Lower rates of unnecessary appendectomies
Helical CT scanners present fewer surprises
By Elgin K. Kennedy, MD
Editor, The Assertive Utilization and Quality Report
A recent study from Massachusetts General Hospital shows that routine use of helical computed tomography (CT) scans of the appendix in patients with suspected appendicitis simultaneously saves money and improves quality of care.1,2 The diagnosis of appendicitis is initially missed in about 20% of patients, and missed appendicitis is the most frequently successful malpractice claim against emergency department (ED) physicians. Delay increases the risk of appendiceal perforation, and perforation increases the risk of postoperative complications from 8% to 39%.
Also, of those undergoing emergency surgery for appendicitis, the appendix is normal in 20% of patients. Some conditions that can mimic acute appendicitis are right-sided kidney stones, acute cholecystitis, ovarian cyst, pelvic inflammatory disease, mesenteric adenitis, and food poisoning.
Patients with classic acute appendicitis initially will have epigastric or central abdominal pain, followed by anorexia, nausea, and vomiting. Pain and tenderness then move to the right lower quadrant, followed by a low-grade fever, and finally leukocytosis. However, many appendicitis patients have atypical findings due to the fact that fever and leukocytosis do not always present, and to the difficulty in assessing and locating pain. It is difficult for clinicians to make accurate diagnoses on clinical grounds alone.
The investigators assessed 100 consecutive ED patients to be admitted for suspected appendicitis based on history, physical examination, and laboratory tests. They gave each patient an appendiceal CT scan. The physician treatment plans made before the CT scans were compared with the patients' actual treatments once the CT results were known. The helical scans were 98% accurate in confirming or ruling out appendicitis as determined by surgical pathology or clinical follow-up after two months.
Appendicitis constituted the final diagnosis in only 53 of the 100 patients. Learning the results of the CT scans led to changes in the treatment of more than half the patients, including the prevention of an unnecessary appendectomy in 13. At a cost of $3,647 per appendectomy, this is a total savings of $47,281. Add to that the savings associated with avoided admissions for observation, and the total savings are $67,531. The appendiceal CT cost is $228 per patient.
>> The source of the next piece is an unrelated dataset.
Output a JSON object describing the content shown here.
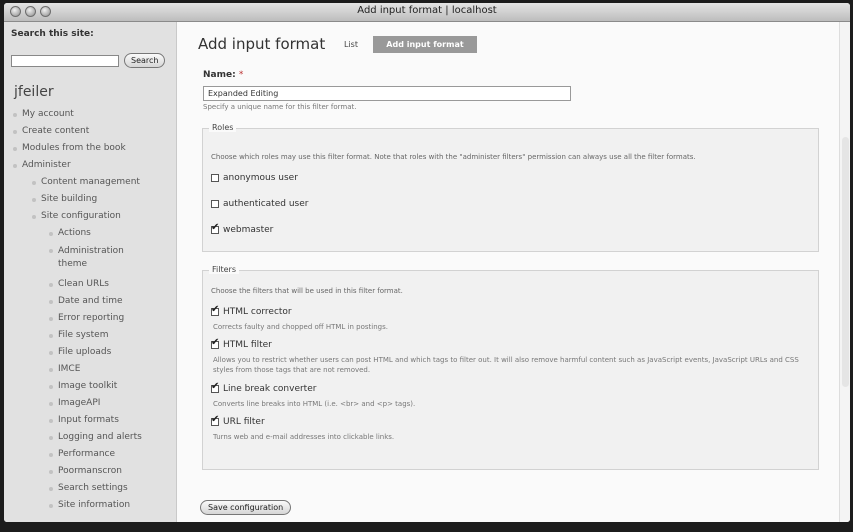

Subtracting that $22,800 from $67,531 leaves a cost savings of $44,731, or $447 per patient.
The helical CT has an accuracy of 93% to 98% in confirming or ruling out appendicitis. By contrast, ultrasonography's accuracy is 83%. The CT completes a scan in one breath (15 seconds) and provides superior images with no motion artifact. Radiologic interpretation can be available within an hour.
A helical CT scanner costs about $1.5 million and has been available for only a few years. Many smaller-to-medium-sized facilities do not have one. In addition, your ED physicians and surgeons must be willing to order the scans, and on-call radiologists must be willing to provide the tests on an emergency basis. All may agree when it comes down to reducing the rate of unnecessary appendectomies from the national average of 20% to less than 5%.
1. Rao PM, Rhea JT, Novelline RA, et al. Effect of computed tomography of the appendix on treatment of patients and use of hospital resources. N Engl J Med 1998; 338:141-146.
2. McColl I. More precision in diagnosing appendicitis (editorial). N Engl J Med 1998; 338:190-191.
[Editor's note: The preceding article was first published in the September 1997 issue of The Assertive Utilization and Quality Report - $60 per year (12 issues). For more information, contact Elgin Kennedy, MD, at 204 Second Ave., #334, San Mateo, CA 94401. Telephone: (415) 348-3647.]